“We are currently serving 119 students through interventions,” said Northside Principal Mandy Ambrose. “More than 85 percent of students being served in intervention scored at or above a level 3 on the third grade MAAP (state) test.”
The intervention program is designed to help struggling students by providing more intense instruction and one-on-one help.
Ambrose said that school-wide, the average growth for intervention students on the STAR reading test for just the first nine weeks equates to nine months of growth. Last year, Northside served 175 students in the intervention program — 98 in second grade and 77 in third grade. Of those, 78 percent needed intervention in reading, 9 percent needed intervention in math, and 13 percent needed intervention in both reading and math.

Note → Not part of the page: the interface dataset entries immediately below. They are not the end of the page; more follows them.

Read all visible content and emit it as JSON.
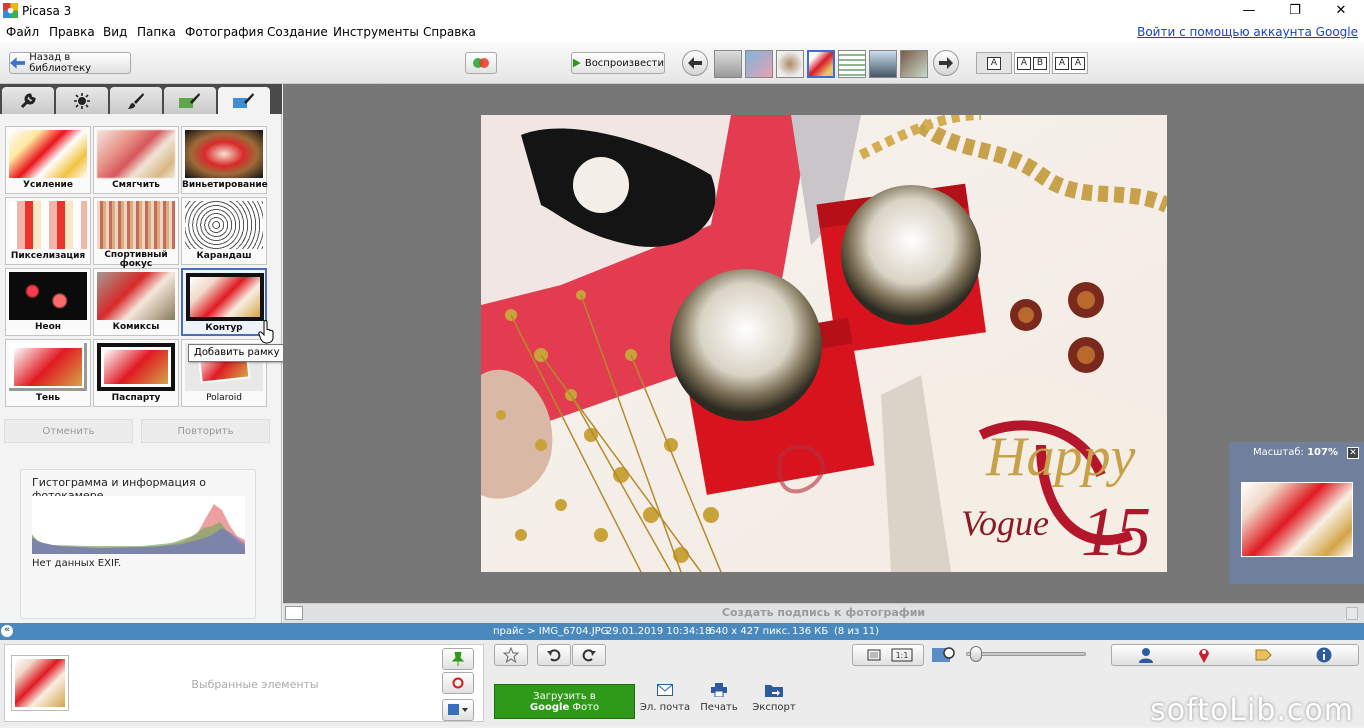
{
  "app": {
    "title": "Picasa 3"
  },
  "window_controls": {
    "minimize": "—",
    "maximize": "❐",
    "close": "✕"
  },
  "menu": [
    "Файл",
    "Правка",
    "Вид",
    "Папка",
    "Фотография",
    "Создание",
    "Инструменты",
    "Справка"
  ],
  "signin_link": "Войти с помощью аккаунта Google",
  "toolbar": {
    "back_label": "Назад в библиотеку",
    "play_label": "Воспроизвести",
    "text_buttons": [
      "A",
      "A",
      "B",
      "A",
      "A"
    ]
  },
  "effects": [
    {
      "label": "Усиление",
      "icon": "enhance-thumb"
    },
    {
      "label": "Смягчить",
      "icon": "soften-thumb"
    },
    {
      "label": "Виньетирование",
      "icon": "vignette-thumb"
    },
    {
      "label": "Пикселизация",
      "icon": "pixelate-thumb"
    },
    {
      "label": "Спортивный фокус",
      "icon": "focal-zoom-thumb"
    },
    {
      "label": "Карандаш",
      "icon": "pencil-sketch-thumb"
    },
    {
      "label": "Неон",
      "icon": "neon-thumb"
    },
    {
      "label": "Комиксы",
      "icon": "comic-thumb"
    },
    {
      "label": "Контур",
      "icon": "border-thumb"
    },
    {
      "label": "Тень",
      "icon": "drop-shadow-thumb"
    },
    {
      "label": "Паспарту",
      "icon": "passe-partout-thumb"
    },
    {
      "label": "Polaroid",
      "icon": "polaroid-thumb"
    }
  ],
  "selected_effect": "Контур",
  "tooltip": "Добавить рамку к фотографии",
  "undo_label": "Отменить",
  "redo_label": "Повторить",
  "histogram": {
    "title": "Гистограмма и информация о фотокамере",
    "exif": "Нет данных EXIF."
  },
  "zoom": {
    "label": "Масштаб:",
    "value": "107%"
  },
  "caption_placeholder": "Создать подпись к фотографии",
  "status": {
    "path": "прайс > IMG_6704.JPG",
    "datetime": "29.01.2019 10:34:18",
    "dimensions": "640 x 427 пикс.",
    "size": "136 КБ",
    "position": "(8 из 11)"
  },
  "tray_label": "Выбранные элементы",
  "upload": {
    "line1": "Загрузить в",
    "brand": "Google",
    "line2": "Фото"
  },
  "exports": [
    {
      "label": "Эл. почта",
      "icon": "email-icon"
    },
    {
      "label": "Печать",
      "icon": "print-icon"
    },
    {
      "label": "Экспорт",
      "icon": "export-icon"
    }
  ],
  "watermark": "softoLib.com",
  "colors": {
    "accent": "#4a89bd",
    "upload_green": "#2f9a1a",
    "viewer_bg": "#777777"
  }
}
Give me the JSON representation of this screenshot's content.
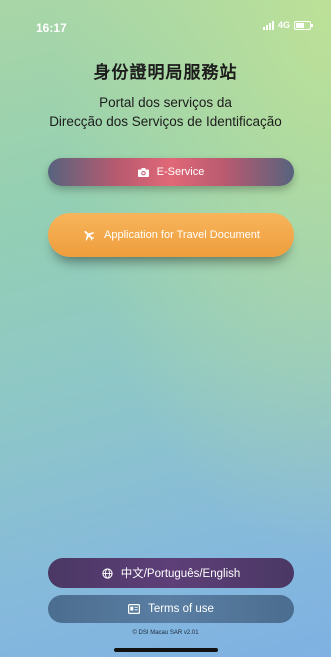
{
  "status_bar": {
    "time": "16:17",
    "network": "4G"
  },
  "header": {
    "title_zh": "身份證明局服務站",
    "title_pt_line1": "Portal dos serviços da",
    "title_pt_line2": "Direcção dos Serviços de Identificação"
  },
  "buttons": {
    "eservice_label": "E-Service",
    "travel_label": "Application for Travel Document",
    "language_label": "中文/Português/English",
    "terms_label": "Terms of use"
  },
  "footer": {
    "text": "© DSI Macau SAR v2.01"
  },
  "colors": {
    "eservice_center": "#e06877",
    "travel": "#f2a647",
    "language": "#553d6f",
    "terms": "#547a9d"
  },
  "icons": {
    "eservice": "camera-icon",
    "travel": "airplane-icon",
    "language": "globe-icon",
    "terms": "id-card-icon"
  }
}
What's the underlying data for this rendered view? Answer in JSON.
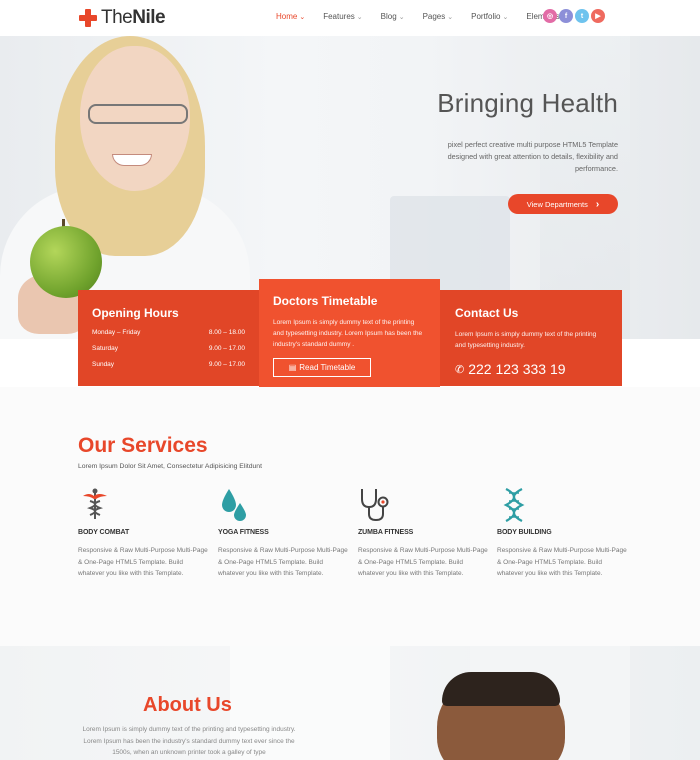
{
  "brand": {
    "name_prefix": "The",
    "name_suffix": "Nile",
    "accent": "#e8472a"
  },
  "nav": {
    "items": [
      {
        "label": "Home",
        "active": true
      },
      {
        "label": "Features",
        "active": false
      },
      {
        "label": "Blog",
        "active": false
      },
      {
        "label": "Pages",
        "active": false
      },
      {
        "label": "Portfolio",
        "active": false
      },
      {
        "label": "Elements",
        "active": false
      }
    ],
    "chevron": "⌄"
  },
  "socials": [
    {
      "icon": "instagram-icon",
      "glyph": "◎",
      "color": "#e26ca6"
    },
    {
      "icon": "facebook-icon",
      "glyph": "f",
      "color": "#8c8fd8"
    },
    {
      "icon": "twitter-icon",
      "glyph": "t",
      "color": "#6ec3ee"
    },
    {
      "icon": "youtube-icon",
      "glyph": "▶",
      "color": "#ef6a5f"
    }
  ],
  "hero": {
    "title": "Bringing Health",
    "description": "pixel perfect creative multi purpose HTML5 Template designed with great attention to details, flexibility and performance.",
    "button_label": "View Departments",
    "button_icon": "›"
  },
  "opening_hours": {
    "title": "Opening Hours",
    "rows": [
      {
        "day": "Monday – Friday",
        "time": "8.00 – 18.00"
      },
      {
        "day": "Saturday",
        "time": "9.00 – 17.00"
      },
      {
        "day": "Sunday",
        "time": "9.00 – 17.00"
      }
    ]
  },
  "doctors": {
    "title": "Doctors Timetable",
    "text": "Lorem Ipsum is simply dummy text of the printing and typesetting industry. Lorem Ipsum has been the industry's standard dummy .",
    "button_label": "Read Timetable",
    "button_icon": "▤"
  },
  "contact": {
    "title": "Contact Us",
    "text": "Lorem Ipsum is simply dummy text of the printing and typesetting industry.",
    "phone": "222 123 333 19",
    "phone_icon": "✆"
  },
  "services": {
    "title": "Our Services",
    "subtitle": "Lorem Ipsum Dolor Sit Amet, Consectetur Adipisicing Elitdunt",
    "items": [
      {
        "icon": "caduceus-icon",
        "name": "BODY COMBAT",
        "desc": "Responsive & Raw Multi-Purpose Multi-Page & One-Page HTML5 Template. Build whatever you like with this Template."
      },
      {
        "icon": "drops-icon",
        "name": "YOGA FITNESS",
        "desc": "Responsive & Raw Multi-Purpose Multi-Page & One-Page HTML5 Template. Build whatever you like with this Template."
      },
      {
        "icon": "stethoscope-icon",
        "name": "ZUMBA FITNESS",
        "desc": "Responsive & Raw Multi-Purpose Multi-Page & One-Page HTML5 Template. Build whatever you like with this Template."
      },
      {
        "icon": "dna-icon",
        "name": "BODY BUILDING",
        "desc": "Responsive & Raw Multi-Purpose Multi-Page & One-Page HTML5 Template. Build whatever you like with this Template."
      }
    ]
  },
  "about": {
    "title": "About Us",
    "text": "Lorem Ipsum is simply dummy text of the printing and typesetting industry. Lorem Ipsum has been the industry's standard dummy text ever since the 1500s, when an unknown printer took a galley of type"
  }
}
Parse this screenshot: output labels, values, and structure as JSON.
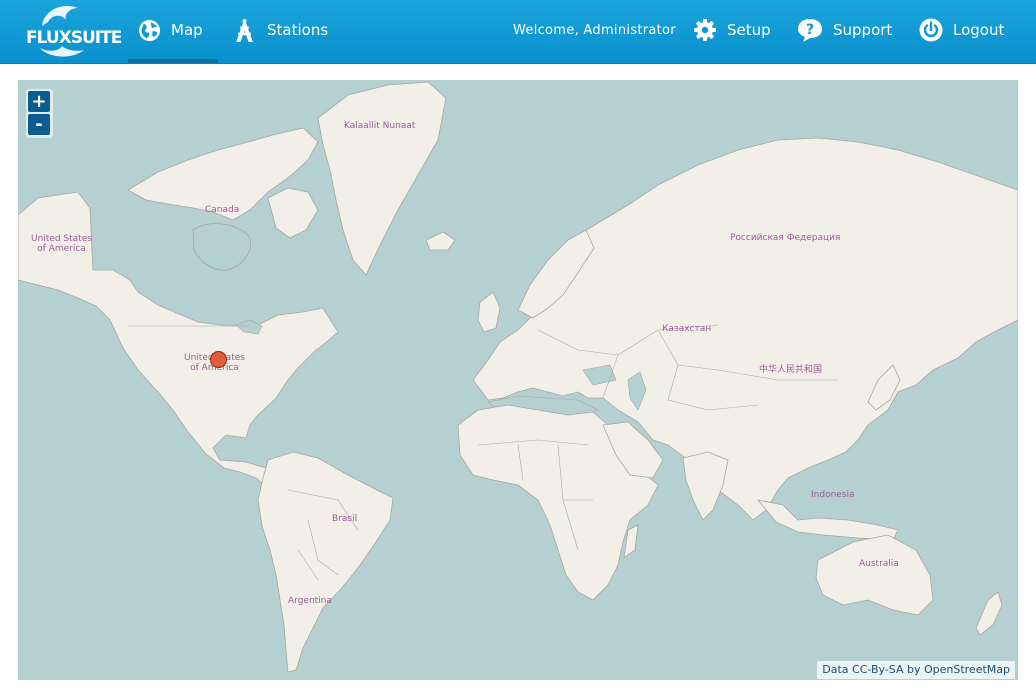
{
  "app": {
    "logo_text": "FLUXSUITE",
    "logo_mark": "®"
  },
  "nav": {
    "map": "Map",
    "stations": "Stations",
    "welcome": "Welcome, Administrator",
    "setup": "Setup",
    "support": "Support",
    "logout": "Logout"
  },
  "map": {
    "zoom_in": "+",
    "zoom_out": "-",
    "attribution": "Data CC-By-SA by OpenStreetMap",
    "labels": {
      "greenland": "Kalaallit Nunaat",
      "canada": "Canada",
      "alaska": "United States\nof America",
      "usa": "United States\nof America",
      "russia": "Российская Федерация",
      "kazakhstan": "Казахстан",
      "china": "中华人民共和国",
      "brasil": "Brasil",
      "argentina": "Argentina",
      "indonesia": "Indonesia",
      "australia": "Australia"
    },
    "marker": {
      "color": "#e25d3c"
    }
  },
  "colors": {
    "header": "#0f98d3",
    "ocean": "#b5d0d0",
    "land": "#f2efe9",
    "label": "#9c5b9a"
  }
}
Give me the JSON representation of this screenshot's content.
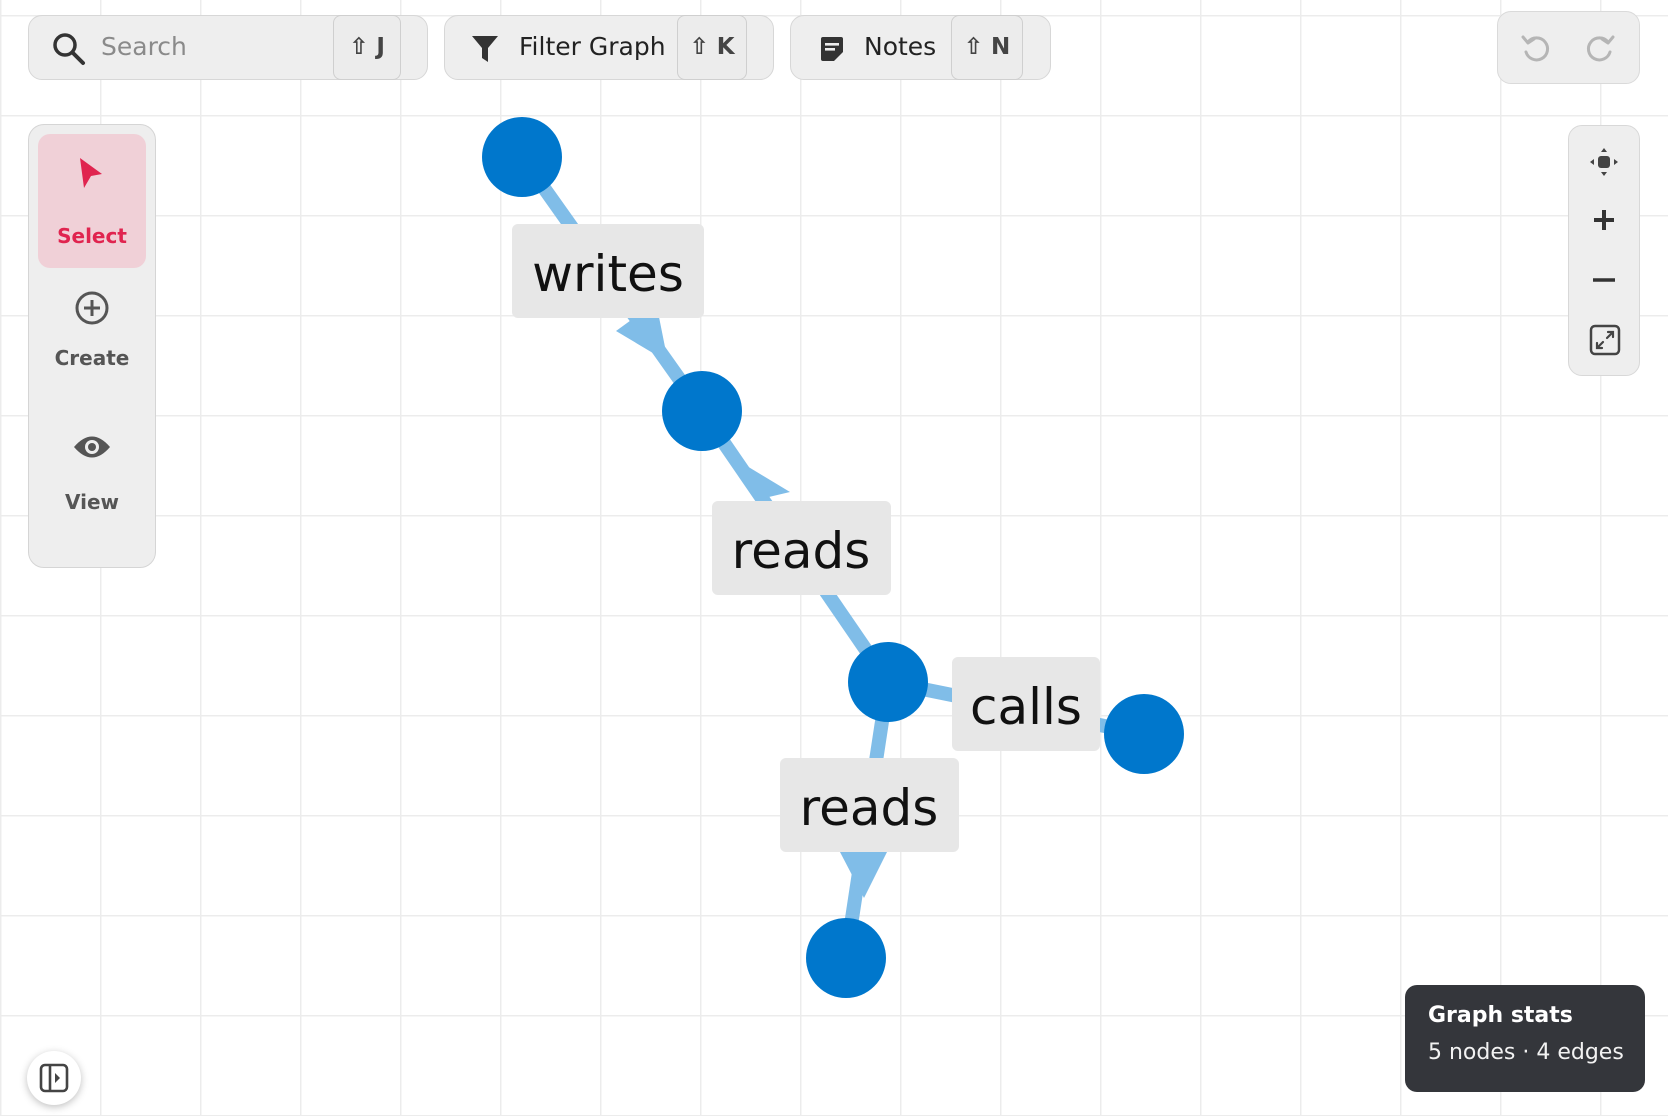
{
  "toolbar": {
    "search": {
      "placeholder": "Search",
      "shortcut": "⇧ J"
    },
    "filter": {
      "label": "Filter Graph",
      "shortcut": "⇧ K"
    },
    "notes": {
      "label": "Notes",
      "shortcut": "⇧ N"
    }
  },
  "history": {
    "undo_icon": "undo-icon",
    "redo_icon": "redo-icon"
  },
  "tools": [
    {
      "label": "Select",
      "icon": "cursor-icon",
      "active": true
    },
    {
      "label": "Create",
      "icon": "plus-circle-icon",
      "active": false
    },
    {
      "label": "View",
      "icon": "eye-icon",
      "active": false
    }
  ],
  "zoom_controls": [
    "recenter-icon",
    "zoom-in-icon",
    "zoom-out-icon",
    "fit-screen-icon"
  ],
  "graph": {
    "edges": [
      {
        "label": "writes"
      },
      {
        "label": "reads"
      },
      {
        "label": "calls"
      },
      {
        "label": "reads"
      }
    ]
  },
  "stats": {
    "title": "Graph stats",
    "summary": "5 nodes · 4 edges"
  },
  "colors": {
    "node": "#0077cc",
    "edge": "#80bde8",
    "accent": "#e0244f",
    "stats_bg": "#34363b"
  }
}
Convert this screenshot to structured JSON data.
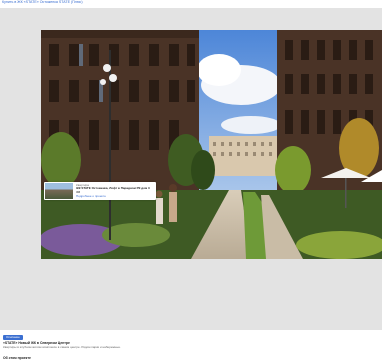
{
  "breadcrumb": "Купить в ЖК «STATE» Остоженка STATE (Плюс)",
  "overlay": {
    "tag": "Квартира",
    "title": "ЖК STATE Остоженка, Лофт в Парадном РК дом 3",
    "price": "3М",
    "link": "Подробнее о проекте"
  },
  "footer": {
    "badge": "Описание",
    "title": "«STATE» Новый ЖК в Северном Центре",
    "description": "Квартиры в клубном жилом комплексе в самом центре. Рядом парки и набережные.",
    "section": "Об этом проекте"
  },
  "colors": {
    "accent": "#3b6fd1",
    "gallery_bg": "#e3e3e3"
  }
}
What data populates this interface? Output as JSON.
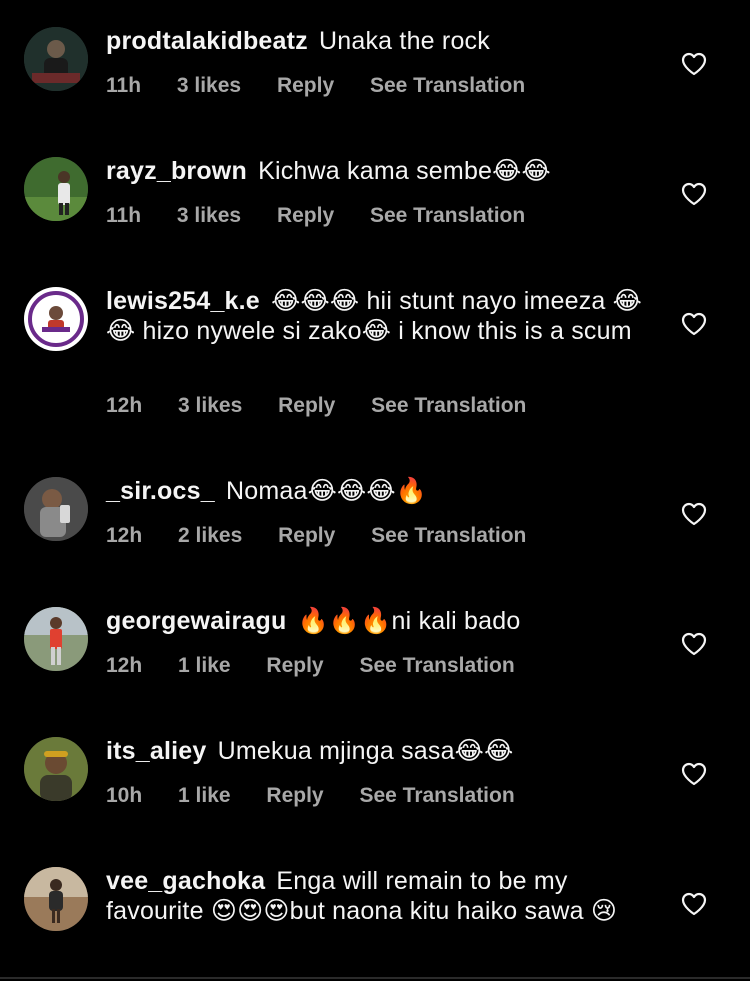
{
  "comments": [
    {
      "username": "prodtalakidbeatz",
      "text": "Unaka the rock",
      "time": "11h",
      "likes": "3 likes",
      "reply": "Reply",
      "translate": "See Translation",
      "avatar_icon": "avatar-photo-icon"
    },
    {
      "username": "rayz_brown",
      "text": "Kichwa  kama sembe😂😂",
      "time": "11h",
      "likes": "3 likes",
      "reply": "Reply",
      "translate": "See Translation",
      "avatar_icon": "avatar-photo-icon"
    },
    {
      "username": "lewis254_k.e",
      "text": "😂😂😂 hii stunt nayo imeeza 😂😂 hizo nywele si zako😂 i know this is a scum",
      "time": "12h",
      "likes": "3 likes",
      "reply": "Reply",
      "translate": "See Translation",
      "avatar_icon": "avatar-logo-icon"
    },
    {
      "username": "_sir.ocs_",
      "text": "Nomaa😂😂😂🔥",
      "time": "12h",
      "likes": "2 likes",
      "reply": "Reply",
      "translate": "See Translation",
      "avatar_icon": "avatar-photo-icon"
    },
    {
      "username": "georgewairagu",
      "text": "🔥🔥🔥ni kali bado",
      "time": "12h",
      "likes": "1 like",
      "reply": "Reply",
      "translate": "See Translation",
      "avatar_icon": "avatar-photo-icon"
    },
    {
      "username": "its_aliey",
      "text": "Umekua mjinga sasa😂😂",
      "time": "10h",
      "likes": "1 like",
      "reply": "Reply",
      "translate": "See Translation",
      "avatar_icon": "avatar-photo-icon"
    },
    {
      "username": "vee_gachoka",
      "text": "Enga will remain to be my favourite 😍😍😍but naona kitu haiko sawa 😢",
      "time": "",
      "likes": "",
      "reply": "",
      "translate": "",
      "avatar_icon": "avatar-photo-icon"
    }
  ],
  "colors": {
    "background": "#000000",
    "text": "#f5f5f5",
    "secondary_text": "#a8a8a8",
    "heart_outline": "#f5f5f5"
  }
}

“My first step in helping my intervention students is to identify their areas of weakness,” said Northside intervention teacher Rebecca Sullivan. “The majority of my students need help with basic foundational skills so I teach phonics every day.”
This covers basic word decoding skills such as short vowels, blends, diagraphs and vowel teams. Sullivan said one of her third-graders has already shown tremendous growth this year, starting out at reading 64 words per minute and within five weeks of intervention, reading 98 words per minute.
“The fall semester reading goal for a third grader is 110 words per minute,” Sullivan said.
The same student has also grown in her reading level, from 1.9 at the start of the year to 3.0 within five weeks.
“This particular third-grader is a very hard worker,” Sullivan said. “She stays positive and keeps a smile on her face. She has developed a love for reading and truly wants to succeed.”
Sullivan said her overall goal is to close the achievement gap at Northside, and to see her intervention students perform well enough to return back to their regular classroom setting.
“As a third-grade Language Arts teacher, I have witnessed firsthand how intervention has been an integral part of our students’ success on the MAP test,” said Heather Boelke. “Intervention equips students with tools to be successful in the classroom, which results in an increase in their confidence.”
Boelke said one success story is a student who entered third grade reading below grade level. The student had not mastered skills from previous years.
“Through work with an interventionist in the early weeks of the school year, this student was able to close some of those gaps,” she said. “I began to notice an increase in the student’s confidence, which made a huge impact on test performance. I am incredibly grateful for the intervention team and their support.”